## What the task asks:
Once the pictures are set aside, retype the remaining entries exactly.

-------------------------

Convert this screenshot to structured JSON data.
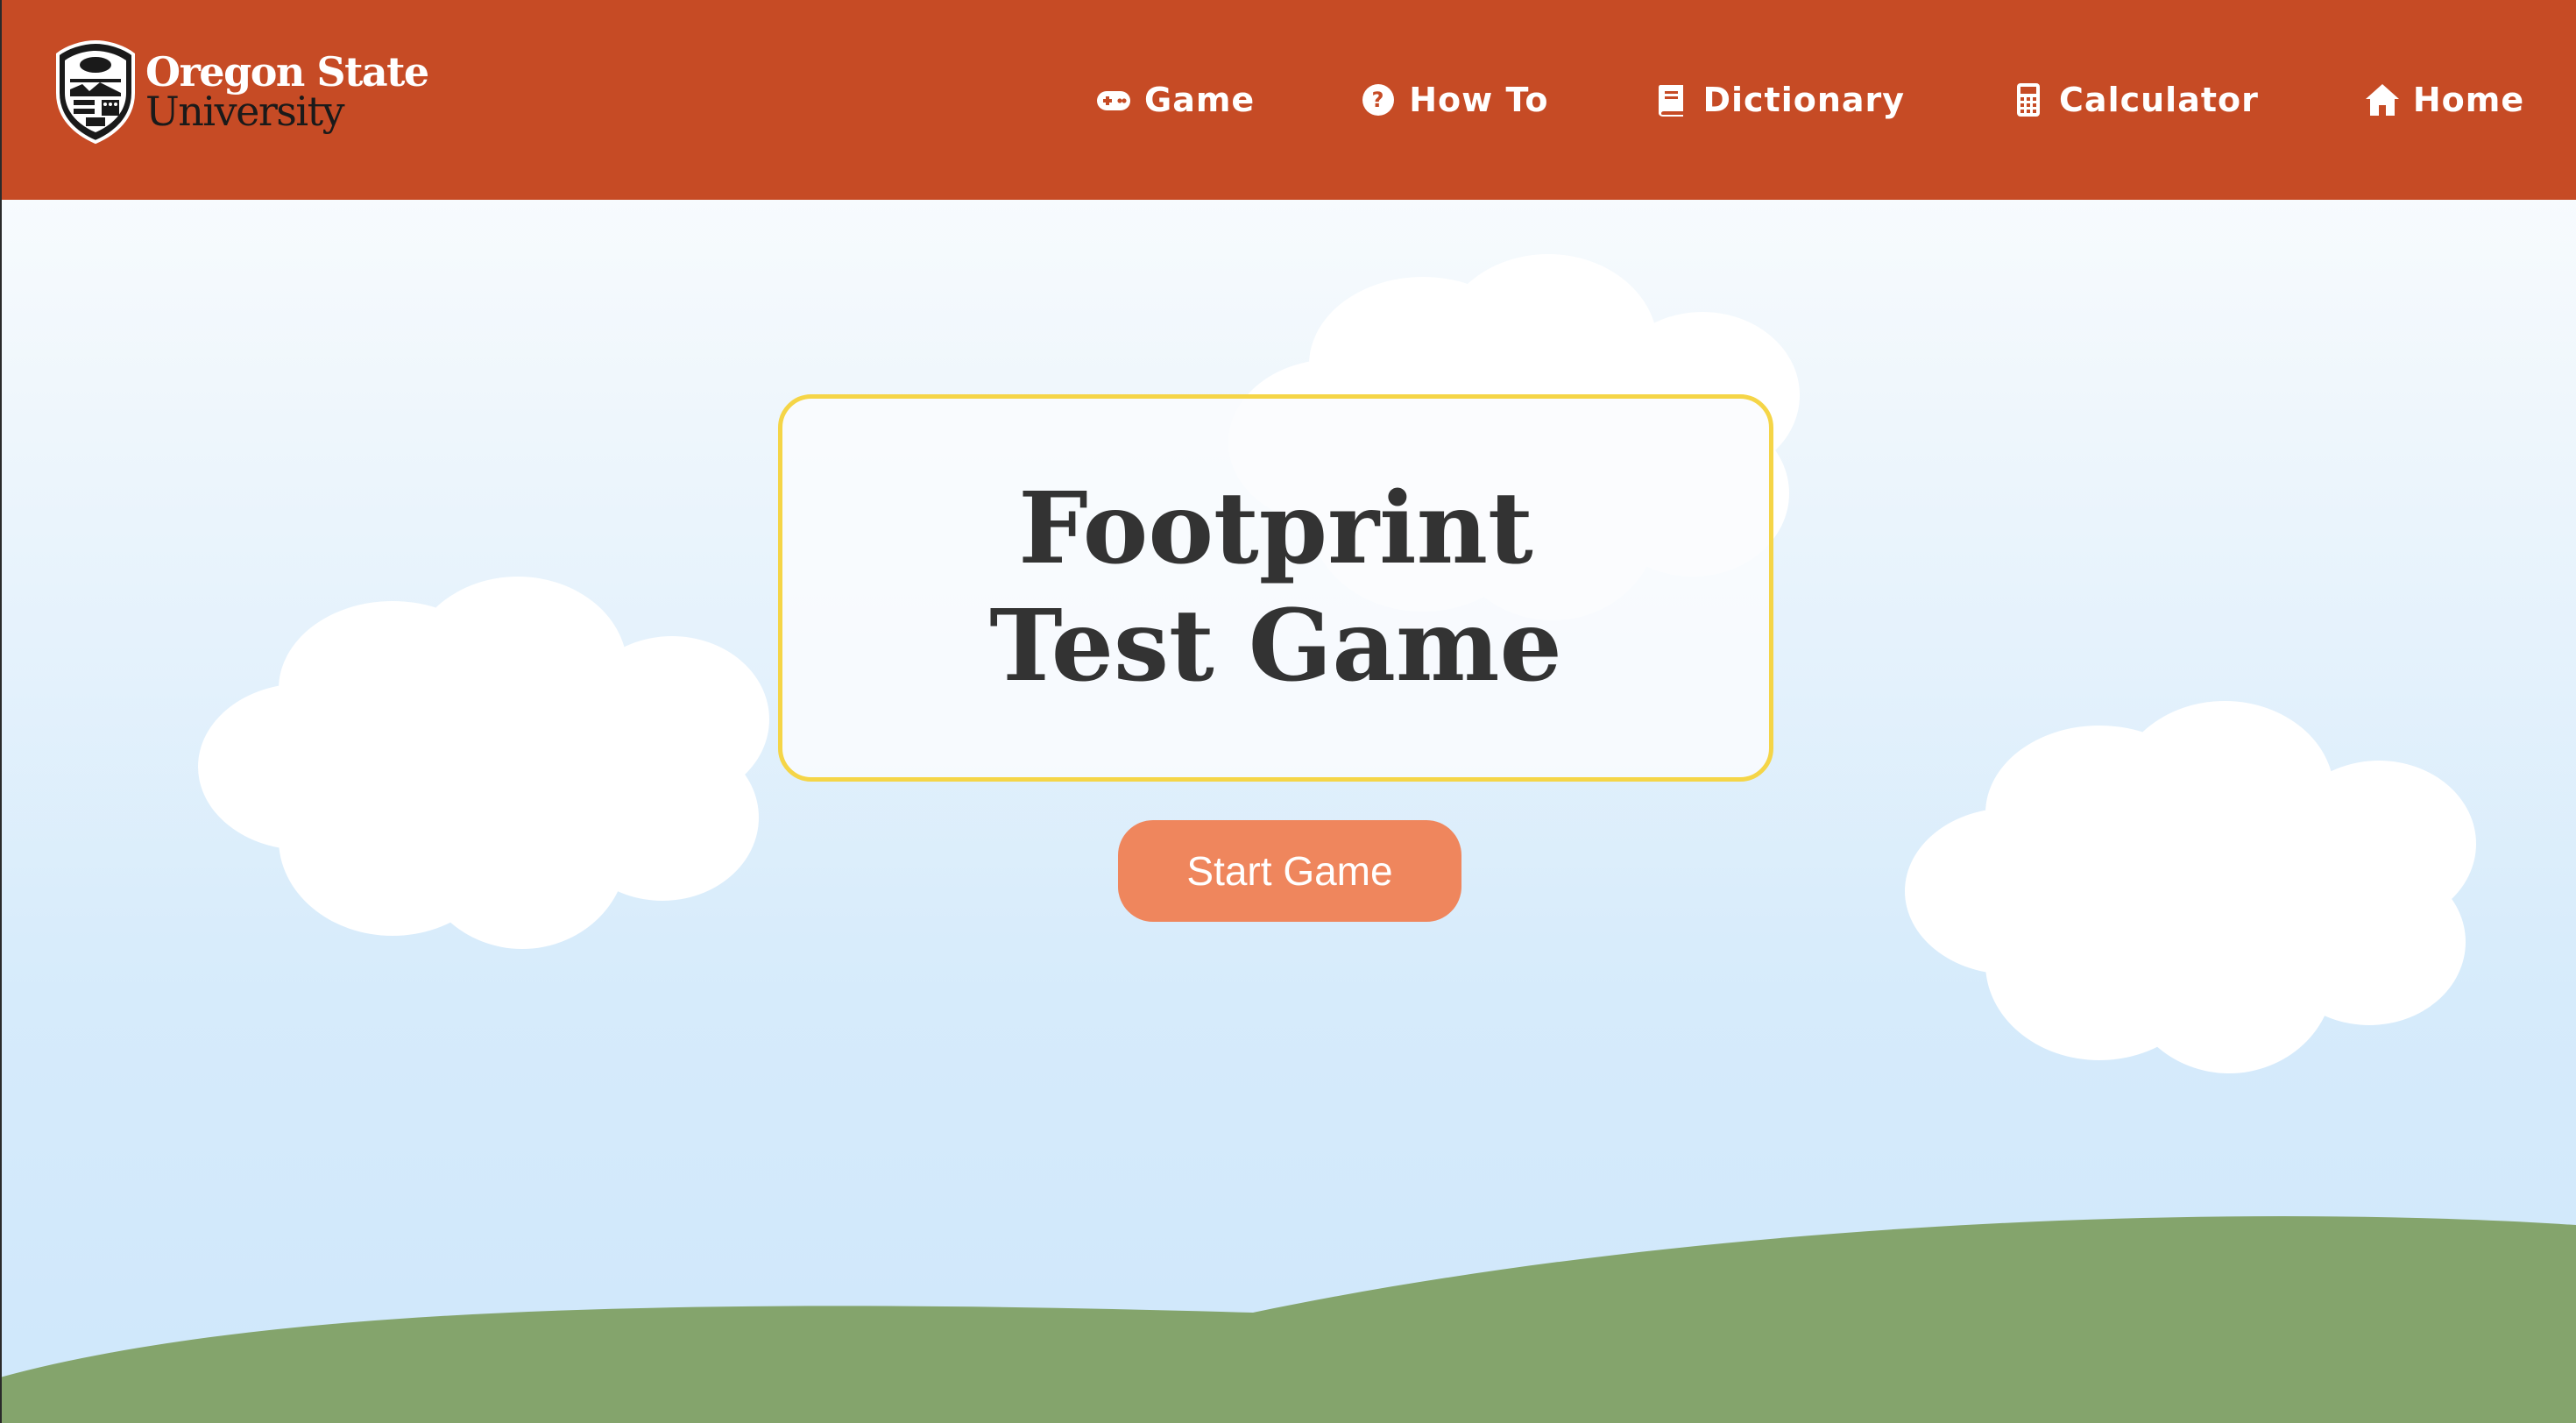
{
  "header": {
    "logo": {
      "line1": "Oregon State",
      "line2": "University",
      "icon": "osu-shield-icon"
    },
    "nav": [
      {
        "label": "Game",
        "icon": "gamepad-icon"
      },
      {
        "label": "How To",
        "icon": "question-circle-icon"
      },
      {
        "label": "Dictionary",
        "icon": "book-icon"
      },
      {
        "label": "Calculator",
        "icon": "calculator-icon"
      },
      {
        "label": "Home",
        "icon": "home-icon"
      }
    ]
  },
  "main": {
    "title": "Footprint Test Game",
    "start_button": "Start Game"
  },
  "colors": {
    "header": "#c64b25",
    "card_border": "#f5d547",
    "button": "#ef865d",
    "hills": "#84a46c",
    "sky": "#d6ebfb"
  }
}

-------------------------

## Answer section:
Convert this screenshot to structured JSON data.
{
  "header": {
    "logo": {
      "line1": "Oregon State",
      "line2": "University",
      "icon": "osu-shield-icon"
    },
    "nav": [
      {
        "label": "Game",
        "icon": "gamepad-icon"
      },
      {
        "label": "How To",
        "icon": "question-circle-icon"
      },
      {
        "label": "Dictionary",
        "icon": "book-icon"
      },
      {
        "label": "Calculator",
        "icon": "calculator-icon"
      },
      {
        "label": "Home",
        "icon": "home-icon"
      }
    ]
  },
  "main": {
    "title": "Footprint Test Game",
    "start_button": "Start Game"
  },
  "colors": {
    "header": "#c64b25",
    "card_border": "#f5d547",
    "button": "#ef865d",
    "hills": "#84a46c",
    "sky": "#d6ebfb"
  }
}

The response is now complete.